Burger restaurant chain Byron has seen more low-key protests outside its restaurants over the weekend, as the fallout from the removal of 35 employees said to be working illegally continued.
Activists appeared outside the Byron restaurant on Grey Street in Newcastle on Saturday, organised by Fight Racism, Fight Imperialism North East.
Demonstrators also held a small protest outside Byron on George Street in Oxford and held up placards between 5pm and 7pm on Saturday.
And Byron in Edinburgh was reported to be the target of protestors on Friday 5 August.
The protests are in response to operations by immigration enforcement officers carried out "intelligence-led visits" to a number of Byron restaurants on 4 July and removed 35 staff from Albania, Brazil, Nepal and Egypt in order to "progress their removal from the UK".
The operations were carried out with the full co-operation of the Byron business.
A spokesperson for the Home Office said that Byron had carried out the correct "right to work" checks on staff, but had been shown false or counterfeit documentation and therefore will not face civil penalty action.
However, the compliance of Byron in the operation to remove staff led to a backlash on social media with the hastag #BoycottByron trending on Twitter.
That prompted protests in London at the start of this month when demonstrators released live insects in Byron's St Giles and Holborn sites, temporarily closing the restaurants.
Last week, a former worker at the chain told the BBC's Today programme that he felt "used".
Rafa, a 24-year-old Brazilian who admitted using false documents to get the job, was one of those called to a meeting on 4 July where immigration staff arrested him. "They used us and threw us away," he said.
However, speaking on Tuesday last week, restaurateur Oliver Peyton defended Byron and said the reaction to the chain's treatment of illegal immigrants was "hysteria" and that it was a good company.
Byron, which operates 65 sites around the UK, has responded by issuing the following statement:
"Byron was unaware that any of our workers were in possession of counterfeit documentation until the Home Office brought it to our attention.
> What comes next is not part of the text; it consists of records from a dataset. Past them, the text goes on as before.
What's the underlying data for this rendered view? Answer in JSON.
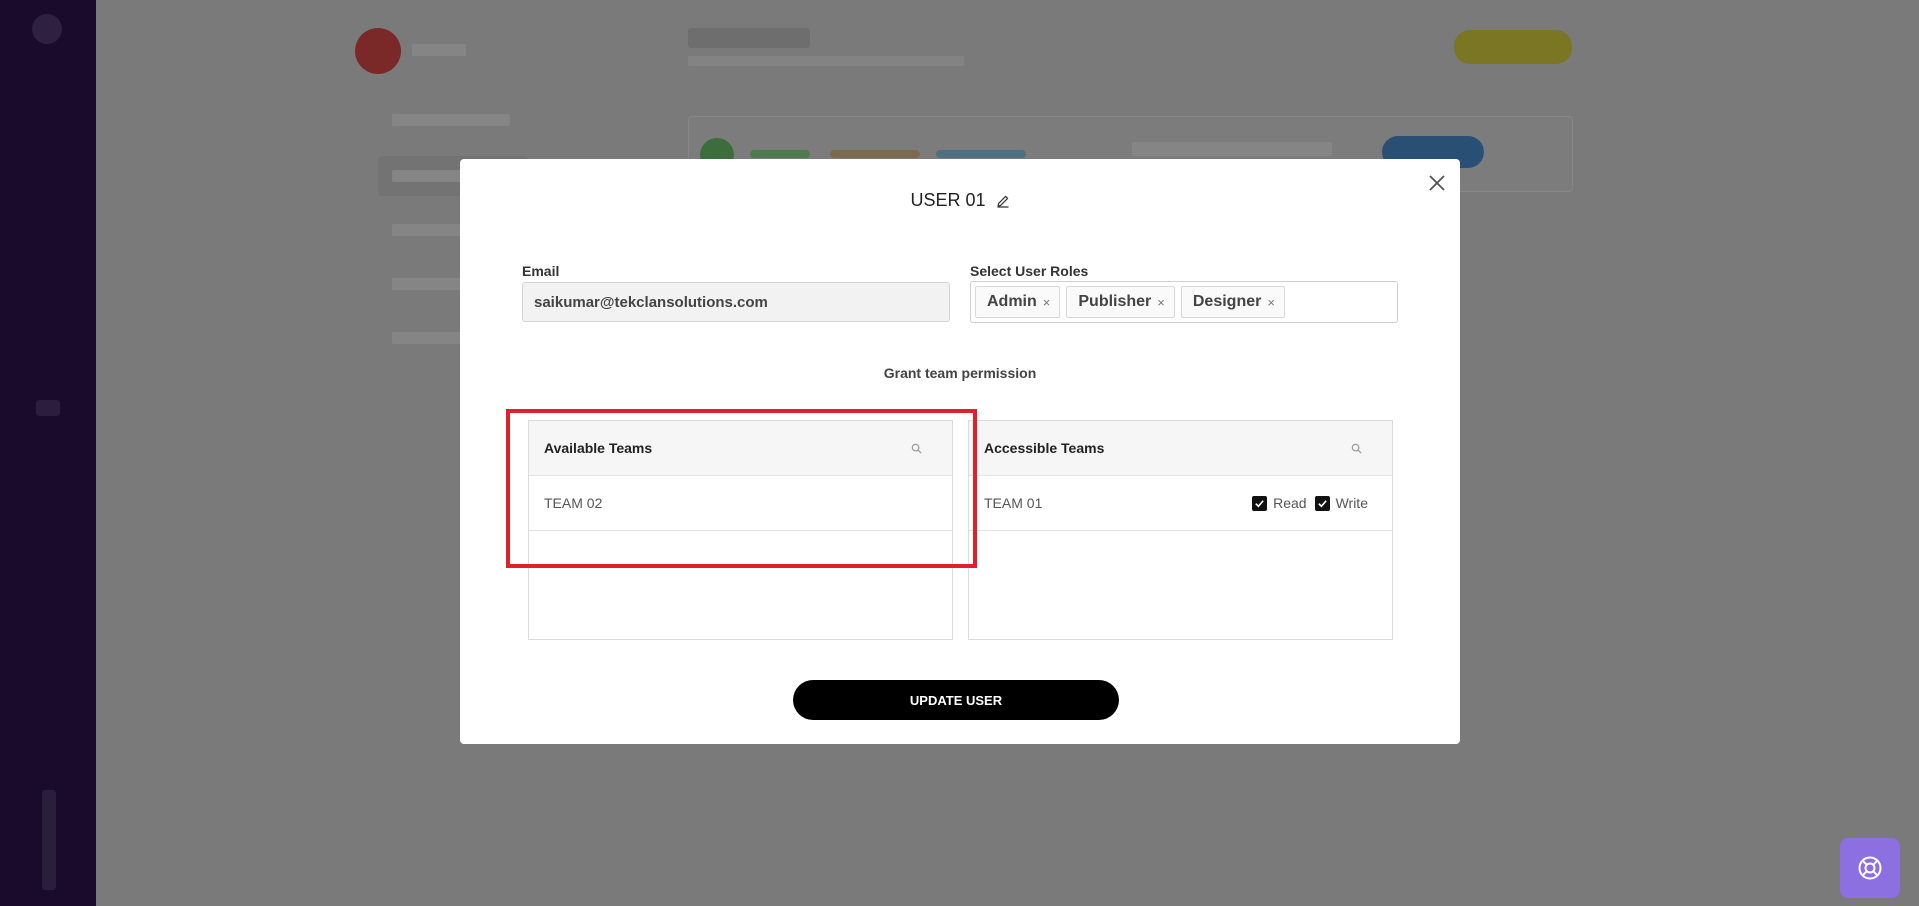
{
  "modal": {
    "title": "USER 01",
    "email_label": "Email",
    "email_value": "saikumar@tekclansolutions.com",
    "roles_label": "Select User Roles",
    "roles": [
      {
        "label": "Admin",
        "remove": "×"
      },
      {
        "label": "Publisher",
        "remove": "×"
      },
      {
        "label": "Designer",
        "remove": "×"
      }
    ],
    "grant_label": "Grant team permission",
    "available": {
      "header": "Available Teams",
      "teams": [
        "TEAM 02"
      ]
    },
    "accessible": {
      "header": "Accessible Teams",
      "teams": [
        {
          "name": "TEAM 01",
          "read_label": "Read",
          "write_label": "Write",
          "read": true,
          "write": true
        }
      ]
    },
    "update_label": "UPDATE USER"
  },
  "colors": {
    "overlay": "#7a7a7a",
    "sidebar": "#1a0a2b",
    "highlight": "#e0202b",
    "help_widget": "#8c6fe0",
    "primary_button": "#000000"
  },
  "icons": {
    "close": "close-icon",
    "edit": "pencil-icon",
    "search": "search-icon",
    "check": "check-icon",
    "help": "lifebuoy-icon"
  }
}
The Home Office recognises that Byron as an employer has always been fully compliant with immigration and asylum law in its employment practices.
"We carry out rigorous ‘right to work' checks, but sophisticated counterfeit documentation was used in order to pass these checks. We have cooperated fully and acted upon the Home Office's requests and processes throughout the course of their investigation: it is our legal obligation to do so."